**Input records:**
···
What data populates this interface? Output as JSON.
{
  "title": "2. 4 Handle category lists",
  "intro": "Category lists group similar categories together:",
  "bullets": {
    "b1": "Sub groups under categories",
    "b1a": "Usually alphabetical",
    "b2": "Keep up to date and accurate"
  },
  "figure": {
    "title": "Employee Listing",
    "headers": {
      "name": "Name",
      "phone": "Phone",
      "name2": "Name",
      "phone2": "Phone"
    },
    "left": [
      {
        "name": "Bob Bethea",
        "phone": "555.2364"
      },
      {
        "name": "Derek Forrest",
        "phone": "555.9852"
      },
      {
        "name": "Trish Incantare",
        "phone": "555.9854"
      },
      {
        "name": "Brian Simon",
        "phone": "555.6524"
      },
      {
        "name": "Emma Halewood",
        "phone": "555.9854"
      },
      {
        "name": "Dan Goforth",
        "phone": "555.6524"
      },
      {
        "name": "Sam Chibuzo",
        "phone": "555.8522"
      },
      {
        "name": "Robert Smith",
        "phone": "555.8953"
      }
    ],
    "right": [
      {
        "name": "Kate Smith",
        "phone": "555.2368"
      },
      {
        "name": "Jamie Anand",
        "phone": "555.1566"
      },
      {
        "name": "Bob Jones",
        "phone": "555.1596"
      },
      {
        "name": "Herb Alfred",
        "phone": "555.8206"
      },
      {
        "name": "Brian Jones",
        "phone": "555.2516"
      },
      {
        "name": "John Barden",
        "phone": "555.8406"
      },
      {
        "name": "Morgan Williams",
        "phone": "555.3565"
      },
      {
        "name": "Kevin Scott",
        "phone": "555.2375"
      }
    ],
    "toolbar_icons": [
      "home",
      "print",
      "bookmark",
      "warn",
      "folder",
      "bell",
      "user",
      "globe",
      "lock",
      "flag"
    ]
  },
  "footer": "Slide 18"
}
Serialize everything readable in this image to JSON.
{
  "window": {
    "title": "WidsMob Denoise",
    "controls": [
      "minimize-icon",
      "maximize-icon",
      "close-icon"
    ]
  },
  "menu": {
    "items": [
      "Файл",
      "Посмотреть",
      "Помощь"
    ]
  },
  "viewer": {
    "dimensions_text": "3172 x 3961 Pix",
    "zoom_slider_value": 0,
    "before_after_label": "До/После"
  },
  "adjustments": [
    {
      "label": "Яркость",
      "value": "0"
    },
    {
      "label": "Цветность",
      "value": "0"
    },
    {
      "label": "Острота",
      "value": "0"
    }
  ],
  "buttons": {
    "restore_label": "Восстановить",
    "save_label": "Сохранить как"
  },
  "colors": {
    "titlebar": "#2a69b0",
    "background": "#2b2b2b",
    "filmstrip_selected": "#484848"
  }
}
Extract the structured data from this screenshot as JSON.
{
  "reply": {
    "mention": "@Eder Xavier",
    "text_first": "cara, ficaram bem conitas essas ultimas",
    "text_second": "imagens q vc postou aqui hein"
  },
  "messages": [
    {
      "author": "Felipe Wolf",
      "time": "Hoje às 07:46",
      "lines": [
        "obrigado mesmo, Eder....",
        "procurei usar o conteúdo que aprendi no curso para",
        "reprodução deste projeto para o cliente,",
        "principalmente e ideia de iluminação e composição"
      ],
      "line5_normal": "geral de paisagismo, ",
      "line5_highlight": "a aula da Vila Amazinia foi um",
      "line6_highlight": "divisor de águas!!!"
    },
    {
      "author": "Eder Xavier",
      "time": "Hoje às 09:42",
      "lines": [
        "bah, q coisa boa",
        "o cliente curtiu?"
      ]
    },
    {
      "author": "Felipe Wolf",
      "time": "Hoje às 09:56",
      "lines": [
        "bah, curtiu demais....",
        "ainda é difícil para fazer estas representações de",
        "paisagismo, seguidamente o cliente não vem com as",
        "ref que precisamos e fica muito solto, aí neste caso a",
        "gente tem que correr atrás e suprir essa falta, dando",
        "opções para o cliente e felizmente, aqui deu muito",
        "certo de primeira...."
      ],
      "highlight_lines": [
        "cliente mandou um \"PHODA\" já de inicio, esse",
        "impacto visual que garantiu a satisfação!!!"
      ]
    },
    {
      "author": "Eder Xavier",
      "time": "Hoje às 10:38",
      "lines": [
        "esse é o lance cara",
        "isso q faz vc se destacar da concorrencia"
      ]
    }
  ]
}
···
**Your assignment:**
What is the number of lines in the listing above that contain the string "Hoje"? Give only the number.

**Task response:**
4